++++ Material to process

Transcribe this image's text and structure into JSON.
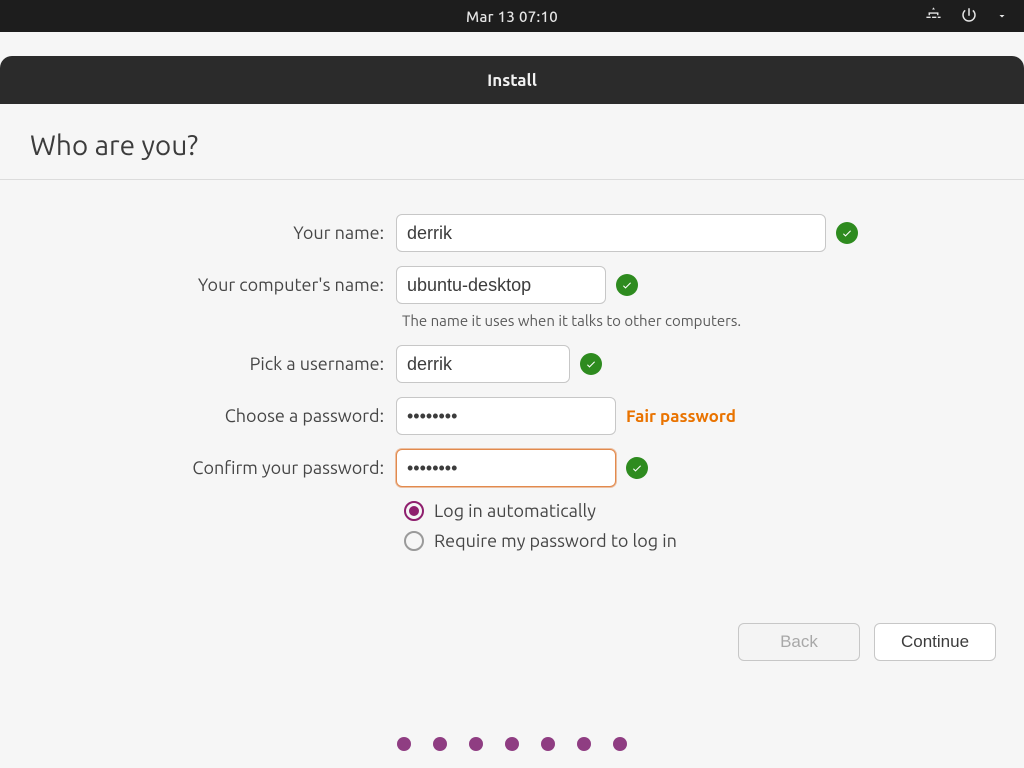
{
  "topbar": {
    "datetime": "Mar 13  07:10"
  },
  "window": {
    "title": "Install"
  },
  "page": {
    "title": "Who are you?"
  },
  "form": {
    "name": {
      "label": "Your name:",
      "value": "derrik"
    },
    "hostname": {
      "label": "Your computer's name:",
      "value": "ubuntu-desktop",
      "hint": "The name it uses when it talks to other computers."
    },
    "username": {
      "label": "Pick a username:",
      "value": "derrik"
    },
    "password": {
      "label": "Choose a password:",
      "value": "••••••••",
      "feedback": "Fair password"
    },
    "confirm": {
      "label": "Confirm your password:",
      "value": "••••••••"
    },
    "login_options": {
      "auto": "Log in automatically",
      "require": "Require my password to log in",
      "selected": "auto"
    }
  },
  "nav": {
    "back": "Back",
    "continue": "Continue"
  },
  "progress": {
    "total_dots": 7
  }
}
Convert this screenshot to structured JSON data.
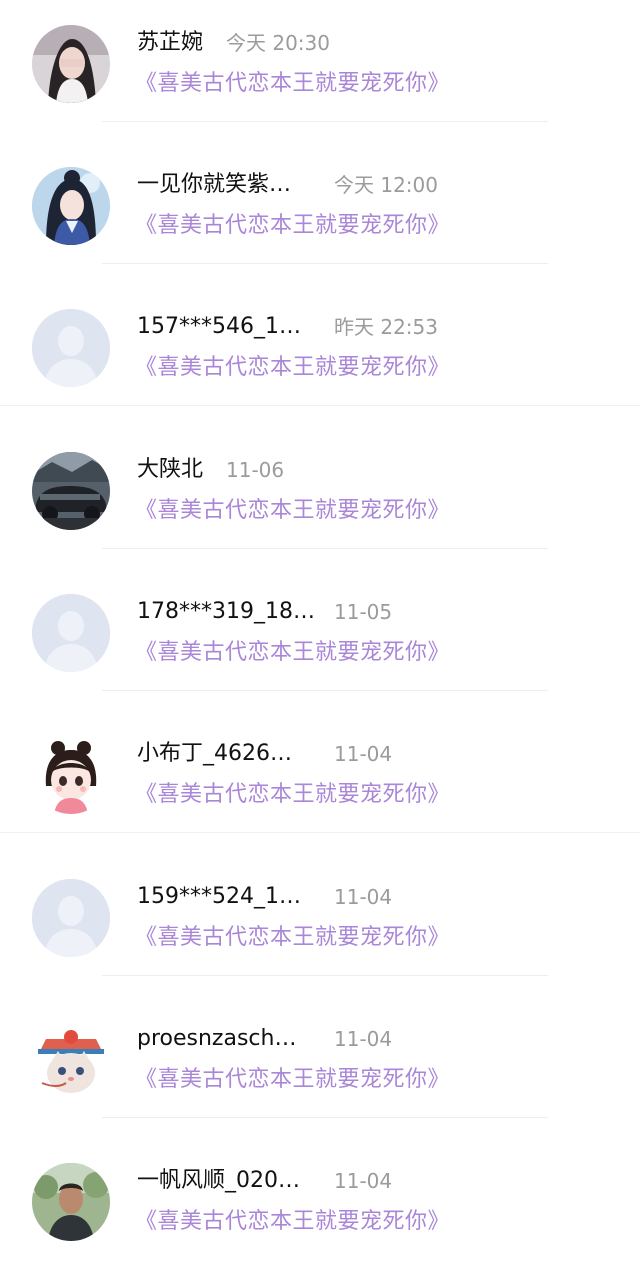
{
  "messages": [
    {
      "name": "苏芷婉",
      "time": "今天 20:30",
      "book": "《喜美古代恋本王就要宠死你》",
      "avatar": "photo-avatar"
    },
    {
      "name": "一见你就笑紫…",
      "time": "今天 12:00",
      "book": "《喜美古代恋本王就要宠死你》",
      "avatar": "anime-girl-avatar"
    },
    {
      "name": "157***546_1…",
      "time": "昨天 22:53",
      "book": "《喜美古代恋本王就要宠死你》",
      "avatar": "default-user-icon"
    },
    {
      "name": "大陕北",
      "time": "11-06",
      "book": "《喜美古代恋本王就要宠死你》",
      "avatar": "car-photo-avatar"
    },
    {
      "name": "178***319_18…",
      "time": "11-05",
      "book": "《喜美古代恋本王就要宠死你》",
      "avatar": "default-user-icon"
    },
    {
      "name": "小布丁_4626…",
      "time": "11-04",
      "book": "《喜美古代恋本王就要宠死你》",
      "avatar": "cartoon-girl-avatar"
    },
    {
      "name": "159***524_1…",
      "time": "11-04",
      "book": "《喜美古代恋本王就要宠死你》",
      "avatar": "default-user-icon"
    },
    {
      "name": "proesnzasch…",
      "time": "11-04",
      "book": "《喜美古代恋本王就要宠死你》",
      "avatar": "cat-cartoon-avatar"
    },
    {
      "name": "一帆风顺_020…",
      "time": "11-04",
      "book": "《喜美古代恋本王就要宠死你》",
      "avatar": "man-photo-avatar"
    }
  ],
  "colors": {
    "book_link": "#a986d8",
    "name_text": "#111111",
    "time_text": "#9b9b9b",
    "default_avatar_bg": "#dfe4f1"
  }
}
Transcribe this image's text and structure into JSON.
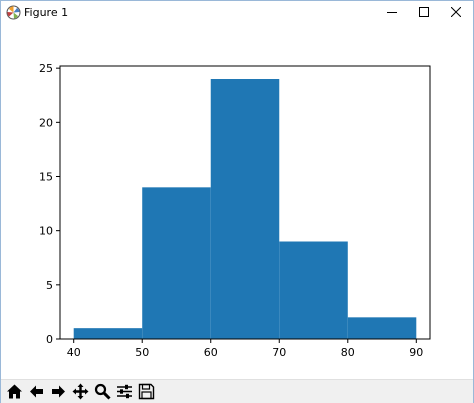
{
  "window": {
    "title": "Figure 1"
  },
  "chart_data": {
    "type": "bar",
    "bins": [
      [
        40,
        50
      ],
      [
        50,
        60
      ],
      [
        60,
        70
      ],
      [
        70,
        80
      ],
      [
        80,
        90
      ]
    ],
    "values": [
      1,
      14,
      24,
      9,
      2
    ],
    "xlim": [
      38,
      92
    ],
    "ylim": [
      0,
      25.2
    ],
    "xticks": [
      40,
      50,
      60,
      70,
      80,
      90
    ],
    "yticks": [
      0,
      5,
      10,
      15,
      20,
      25
    ],
    "bar_color": "#1f77b4",
    "title": "",
    "xlabel": "",
    "ylabel": ""
  },
  "toolbar": {
    "tools": [
      "home-icon",
      "back-arrow-icon",
      "forward-arrow-icon",
      "pan-icon",
      "zoom-icon",
      "configure-subplots-icon",
      "save-icon"
    ]
  }
}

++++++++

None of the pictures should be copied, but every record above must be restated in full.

▸ Task output
Transcribe this image's text and structure into JSON.
{
  "topbar": {
    "datetime": "Mar 13  07:10"
  },
  "window": {
    "title": "Install"
  },
  "page": {
    "title": "Who are you?"
  },
  "form": {
    "name": {
      "label": "Your name:",
      "value": "derrik"
    },
    "hostname": {
      "label": "Your computer's name:",
      "value": "ubuntu-desktop",
      "hint": "The name it uses when it talks to other computers."
    },
    "username": {
      "label": "Pick a username:",
      "value": "derrik"
    },
    "password": {
      "label": "Choose a password:",
      "value": "••••••••",
      "feedback": "Fair password"
    },
    "confirm": {
      "label": "Confirm your password:",
      "value": "••••••••"
    },
    "login_options": {
      "auto": "Log in automatically",
      "require": "Require my password to log in",
      "selected": "auto"
    }
  },
  "nav": {
    "back": "Back",
    "continue": "Continue"
  },
  "progress": {
    "total_dots": 7
  }
}
Convert this screenshot to structured JSON data.
{
  "messages": [
    {
      "name": "苏芷婉",
      "time": "今天 20:30",
      "book": "《喜美古代恋本王就要宠死你》",
      "avatar": "photo-avatar"
    },
    {
      "name": "一见你就笑紫…",
      "time": "今天 12:00",
      "book": "《喜美古代恋本王就要宠死你》",
      "avatar": "anime-girl-avatar"
    },
    {
      "name": "157***546_1…",
      "time": "昨天 22:53",
      "book": "《喜美古代恋本王就要宠死你》",
      "avatar": "default-user-icon"
    },
    {
      "name": "大陕北",
      "time": "11-06",
      "book": "《喜美古代恋本王就要宠死你》",
      "avatar": "car-photo-avatar"
    },
    {
      "name": "178***319_18…",
      "time": "11-05",
      "book": "《喜美古代恋本王就要宠死你》",
      "avatar": "default-user-icon"
    },
    {
      "name": "小布丁_4626…",
      "time": "11-04",
      "book": "《喜美古代恋本王就要宠死你》",
      "avatar": "cartoon-girl-avatar"
    },
    {
      "name": "159***524_1…",
      "time": "11-04",
      "book": "《喜美古代恋本王就要宠死你》",
      "avatar": "default-user-icon"
    },
    {
      "name": "proesnzasch…",
      "time": "11-04",
      "book": "《喜美古代恋本王就要宠死你》",
      "avatar": "cat-cartoon-avatar"
    },
    {
      "name": "一帆风顺_020…",
      "time": "11-04",
      "book": "《喜美古代恋本王就要宠死你》",
      "avatar": "man-photo-avatar"
    }
  ],
  "colors": {
    "book_link": "#a986d8",
    "name_text": "#111111",
    "time_text": "#9b9b9b",
    "default_avatar_bg": "#dfe4f1"
  }
}
Transcribe this image's text and structure into JSON.
{
  "window": {
    "title": "Figure 1"
  },
  "chart_data": {
    "type": "bar",
    "bins": [
      [
        40,
        50
      ],
      [
        50,
        60
      ],
      [
        60,
        70
      ],
      [
        70,
        80
      ],
      [
        80,
        90
      ]
    ],
    "values": [
      1,
      14,
      24,
      9,
      2
    ],
    "xlim": [
      38,
      92
    ],
    "ylim": [
      0,
      25.2
    ],
    "xticks": [
      40,
      50,
      60,
      70,
      80,
      90
    ],
    "yticks": [
      0,
      5,
      10,
      15,
      20,
      25
    ],
    "bar_color": "#1f77b4",
    "title": "",
    "xlabel": "",
    "ylabel": ""
  },
  "toolbar": {
    "tools": [
      "home-icon",
      "back-arrow-icon",
      "forward-arrow-icon",
      "pan-icon",
      "zoom-icon",
      "configure-subplots-icon",
      "save-icon"
    ]
  }
}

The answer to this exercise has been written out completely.